June 22, 2008
June 22, 2008
June 25, 2008
13.358.1 - 13.358.14
Design and Develop a Cost Effective Microcontroller Training System for Distance Learning Engineering Students
This is the review of a NSF funded project that addresses the hands-on distance learning needs in microprocessor/microcontroller related courses. A research team designed a low cost training system with supporting instructional materials to assist the teaching of these concepts. Individual laboratory activities are being developed to reinforce student learning and skill development in programming concepts. This basic system format eventually will support an array of technology courses. This project involves two community colleges, Blue Ridge Community College (BRCC), VA and Olympic College (OC), WA, and a four-year university, Old Dominion University (ODU), VA, in a collaborative research team to design and develop a specific PIC microcontroller training system with customized designed software and curriculum materials to support related engineering technology courses. The functions of the hardware and software cover different areas of engineering technology courses and majors to maximize the use of the microcontroller training system.
Microcontrollers have become ubiquitous helpers in our daily lives. They are compact, single-purpose computers running embedded application software that are widely utilized in modern electrical devices and systems to control operations, such as temperature settings of ovens, remote control of television sets, or extended features of cell phones. Now automobile mechanics must work with microcontrollers to control fuel mixtures and ignition timing. Because microcontrollers are so important to our high-tech world, demand is high for workers trained to design, maintain, and put them to use. But many people who want the training cannot take time away from work or families to enroll in engineering technology programs on university campuses. Digital electronics and microprocessor/microcontroller are a major component of the high-tech world and important subjects in the EET and related curricula. To educate students in these fields and accommodate the growing needs in distance learning, the methods of delivering these educational materials have to be changed. Studies show the obstacles in delivering hands- on education in distance learning environments1, but all of them can be resolved with modified instructional strategies. Currently, most of the solutions to laboratory related courses in distance learning are to use computer simulations and sometimes Internet virtual labs, which have fundamental difficulties in solving this issue2. For example, the circuit design, testing, implementation, debugging, and performance checking can not be covered by pure software simulations and virtual laboratories1,3. In addition, the cost of doing all the learning exercises and experimentation is also another issue for instructors and students. The designing and implementing of this microcontroller training system for hands-on distance learning projects provides opportunities to students in rural and urban areas to learn current technology concepts and become prepared to qualify for high-tech jobs. The training system hardware and software designs are presented.
Hsiung, S., & Ritz, J., & Eiland, J. (2008, June), Design And Develop A Cost Effective Microcontroller Training System For Distance Learning Engineering Students Paper presented at 2008 Annual Conference & Exposition, Pittsburgh, Pennsylvania. https://peer.asee.org/3422

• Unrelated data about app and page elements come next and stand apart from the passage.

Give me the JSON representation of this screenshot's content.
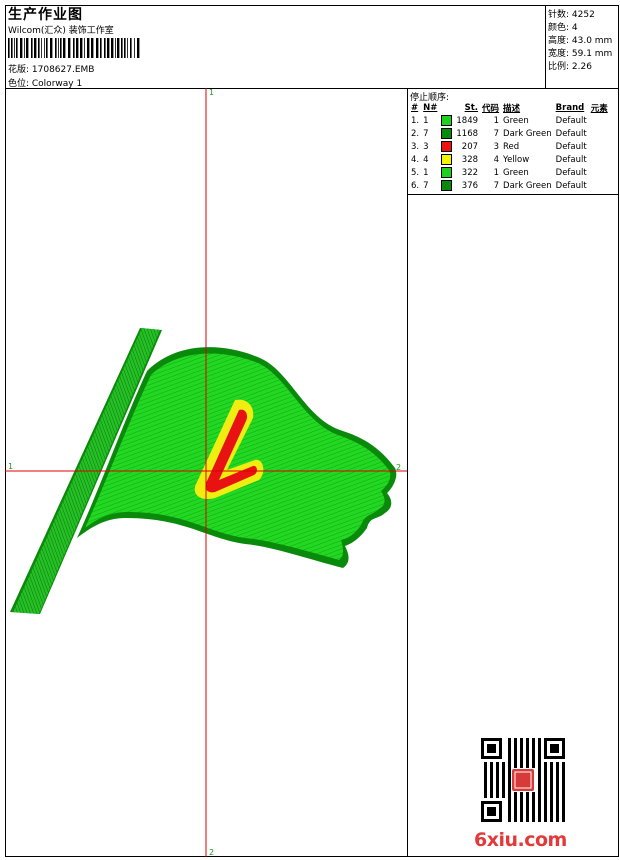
{
  "header": {
    "title": "生产作业图",
    "company": "Wilcom(汇众) 装饰工作室",
    "design": "花版: 1708627.EMB",
    "colorway": "色位: Colorway 1"
  },
  "stats": {
    "stitches": "针数: 4252",
    "colors": "颜色: 4",
    "height": "高度: 43.0 mm",
    "width": "宽度: 59.1 mm",
    "ratio": "比例: 2.26"
  },
  "stop_sequence": {
    "title": "停止顺序:",
    "headers": [
      "#",
      "N#",
      "St.",
      "代码",
      "描述",
      "Brand",
      "元素"
    ],
    "rows": [
      {
        "idx": "1.",
        "n": "1",
        "color": "#1fd11f",
        "st": "1849",
        "code": "1",
        "desc": "Green",
        "brand": "Default"
      },
      {
        "idx": "2.",
        "n": "7",
        "color": "#0a8a0a",
        "st": "1168",
        "code": "7",
        "desc": "Dark Green",
        "brand": "Default"
      },
      {
        "idx": "3.",
        "n": "3",
        "color": "#ee1111",
        "st": "207",
        "code": "3",
        "desc": "Red",
        "brand": "Default"
      },
      {
        "idx": "4.",
        "n": "4",
        "color": "#f4f400",
        "st": "328",
        "code": "4",
        "desc": "Yellow",
        "brand": "Default"
      },
      {
        "idx": "5.",
        "n": "1",
        "color": "#1fd11f",
        "st": "322",
        "code": "1",
        "desc": "Green",
        "brand": "Default"
      },
      {
        "idx": "6.",
        "n": "7",
        "color": "#0a8a0a",
        "st": "376",
        "code": "7",
        "desc": "Dark Green",
        "brand": "Default"
      }
    ]
  },
  "axes": {
    "top": "1",
    "bottom": "2",
    "left": "1",
    "right": "2"
  },
  "watermark": "6xiu.com",
  "qr_stamp": "汉字印章"
}
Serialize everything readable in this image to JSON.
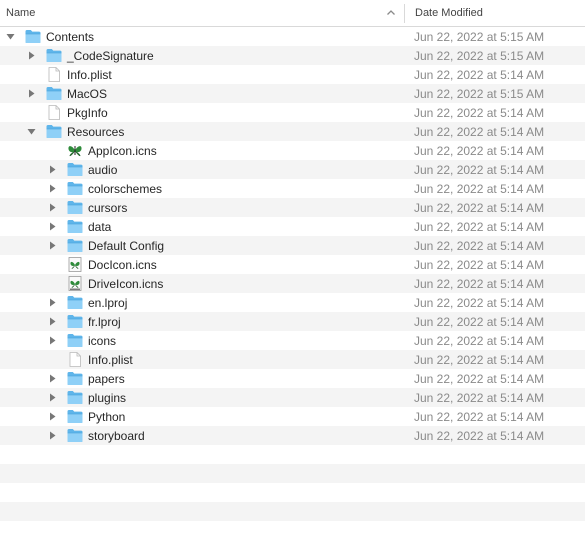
{
  "header": {
    "name_label": "Name",
    "date_label": "Date Modified",
    "sort_icon": "chevron-up-icon"
  },
  "colors": {
    "folder": "#5fb5ea",
    "folder_tab": "#8fd0f7",
    "stripe": "#f4f4f4",
    "date_text": "#8a8a8a"
  },
  "rows": [
    {
      "name": "Contents",
      "date": "Jun 22, 2022 at 5:15 AM",
      "level": 0,
      "kind": "folder",
      "disclosure": "open"
    },
    {
      "name": "_CodeSignature",
      "date": "Jun 22, 2022 at 5:15 AM",
      "level": 1,
      "kind": "folder",
      "disclosure": "closed"
    },
    {
      "name": "Info.plist",
      "date": "Jun 22, 2022 at 5:14 AM",
      "level": 1,
      "kind": "file",
      "disclosure": "none"
    },
    {
      "name": "MacOS",
      "date": "Jun 22, 2022 at 5:15 AM",
      "level": 1,
      "kind": "folder",
      "disclosure": "closed"
    },
    {
      "name": "PkgInfo",
      "date": "Jun 22, 2022 at 5:14 AM",
      "level": 1,
      "kind": "file",
      "disclosure": "none"
    },
    {
      "name": "Resources",
      "date": "Jun 22, 2022 at 5:14 AM",
      "level": 1,
      "kind": "folder",
      "disclosure": "open"
    },
    {
      "name": "AppIcon.icns",
      "date": "Jun 22, 2022 at 5:14 AM",
      "level": 2,
      "kind": "appicon",
      "disclosure": "none"
    },
    {
      "name": "audio",
      "date": "Jun 22, 2022 at 5:14 AM",
      "level": 2,
      "kind": "folder",
      "disclosure": "closed"
    },
    {
      "name": "colorschemes",
      "date": "Jun 22, 2022 at 5:14 AM",
      "level": 2,
      "kind": "folder",
      "disclosure": "closed"
    },
    {
      "name": "cursors",
      "date": "Jun 22, 2022 at 5:14 AM",
      "level": 2,
      "kind": "folder",
      "disclosure": "closed"
    },
    {
      "name": "data",
      "date": "Jun 22, 2022 at 5:14 AM",
      "level": 2,
      "kind": "folder",
      "disclosure": "closed"
    },
    {
      "name": "Default Config",
      "date": "Jun 22, 2022 at 5:14 AM",
      "level": 2,
      "kind": "folder",
      "disclosure": "closed"
    },
    {
      "name": "DocIcon.icns",
      "date": "Jun 22, 2022 at 5:14 AM",
      "level": 2,
      "kind": "docicon",
      "disclosure": "none"
    },
    {
      "name": "DriveIcon.icns",
      "date": "Jun 22, 2022 at 5:14 AM",
      "level": 2,
      "kind": "driveicon",
      "disclosure": "none"
    },
    {
      "name": "en.lproj",
      "date": "Jun 22, 2022 at 5:14 AM",
      "level": 2,
      "kind": "folder",
      "disclosure": "closed"
    },
    {
      "name": "fr.lproj",
      "date": "Jun 22, 2022 at 5:14 AM",
      "level": 2,
      "kind": "folder",
      "disclosure": "closed"
    },
    {
      "name": "icons",
      "date": "Jun 22, 2022 at 5:14 AM",
      "level": 2,
      "kind": "folder",
      "disclosure": "closed"
    },
    {
      "name": "Info.plist",
      "date": "Jun 22, 2022 at 5:14 AM",
      "level": 2,
      "kind": "file",
      "disclosure": "none"
    },
    {
      "name": "papers",
      "date": "Jun 22, 2022 at 5:14 AM",
      "level": 2,
      "kind": "folder",
      "disclosure": "closed"
    },
    {
      "name": "plugins",
      "date": "Jun 22, 2022 at 5:14 AM",
      "level": 2,
      "kind": "folder",
      "disclosure": "closed"
    },
    {
      "name": "Python",
      "date": "Jun 22, 2022 at 5:14 AM",
      "level": 2,
      "kind": "folder",
      "disclosure": "closed"
    },
    {
      "name": "storyboard",
      "date": "Jun 22, 2022 at 5:14 AM",
      "level": 2,
      "kind": "folder",
      "disclosure": "closed"
    }
  ]
}
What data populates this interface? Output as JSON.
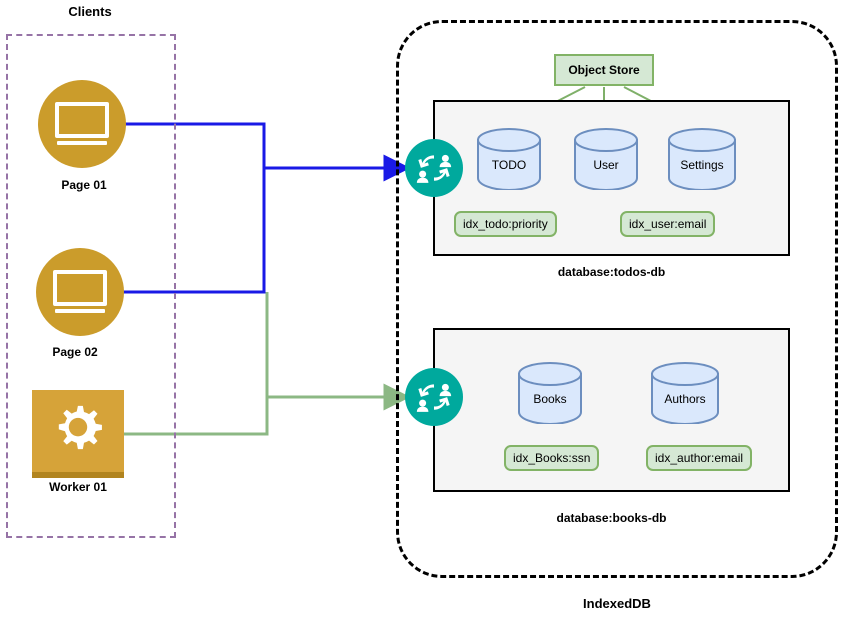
{
  "clients": {
    "group_label": "Clients",
    "nodes": [
      {
        "id": "page-01",
        "label": "Page 01",
        "icon": "monitor-icon",
        "color": "#cb9c2b"
      },
      {
        "id": "page-02",
        "label": "Page 02",
        "icon": "monitor-icon",
        "color": "#cb9c2b"
      },
      {
        "id": "worker-01",
        "label": "Worker 01",
        "icon": "gear-icon",
        "color": "#d6a339"
      }
    ]
  },
  "indexeddb": {
    "label": "IndexedDB",
    "object_store_label": "Object Store",
    "databases": [
      {
        "id": "todos-db",
        "caption": "database:todos-db",
        "sync_icon": "sync-users-icon",
        "stores": [
          {
            "name": "TODO"
          },
          {
            "name": "User"
          },
          {
            "name": "Settings"
          }
        ],
        "indexes": [
          {
            "name": "idx_todo:priority"
          },
          {
            "name": "idx_user:email"
          }
        ]
      },
      {
        "id": "books-db",
        "caption": "database:books-db",
        "sync_icon": "sync-users-icon",
        "stores": [
          {
            "name": "Books"
          },
          {
            "name": "Authors"
          }
        ],
        "indexes": [
          {
            "name": "idx_Books:ssn"
          },
          {
            "name": "idx_author:email"
          }
        ]
      }
    ]
  },
  "colors": {
    "client_group_border": "#9673a6",
    "client_fill": "#cb9c2b",
    "worker_fill": "#d6a339",
    "sync_teal": "#00a99d",
    "store_fill": "#dae8fc",
    "store_border": "#6c8ebf",
    "green_fill": "#d5e8d4",
    "green_border": "#82b366",
    "blue_link": "#1a1ae6",
    "green_link": "#8cb884",
    "panel_fill": "#f5f5f5",
    "panel_border": "#000000"
  }
}
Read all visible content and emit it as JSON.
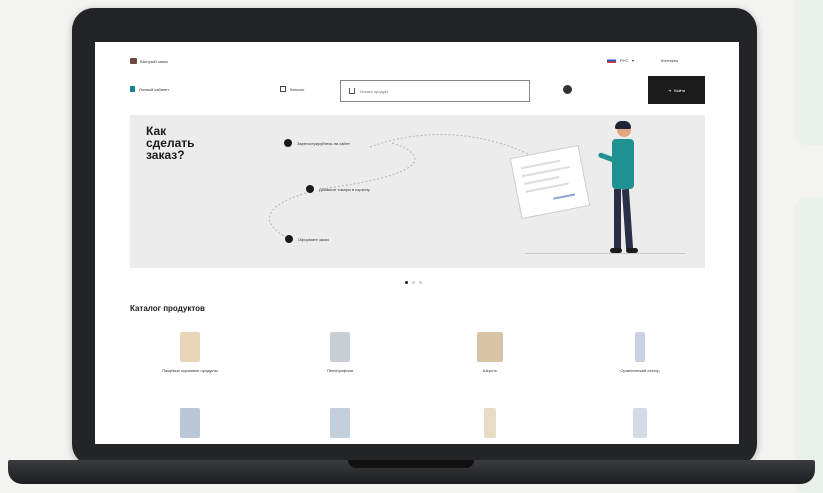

ASEE holds the copyright on this document. It may be read by the public free of charge. Authors may archive their work on personal websites or in institutional repositories with the following citation: © 2008 American Society for Engineering Education. Other scholars may excerpt or quote from these materials with the same citation. When excerpting or quoting from Conference Proceedings, authors should, in addition to noting the ASEE copyright, list all the original authors and their institutions and name the host city of the conference. - Last updated April 1, 2015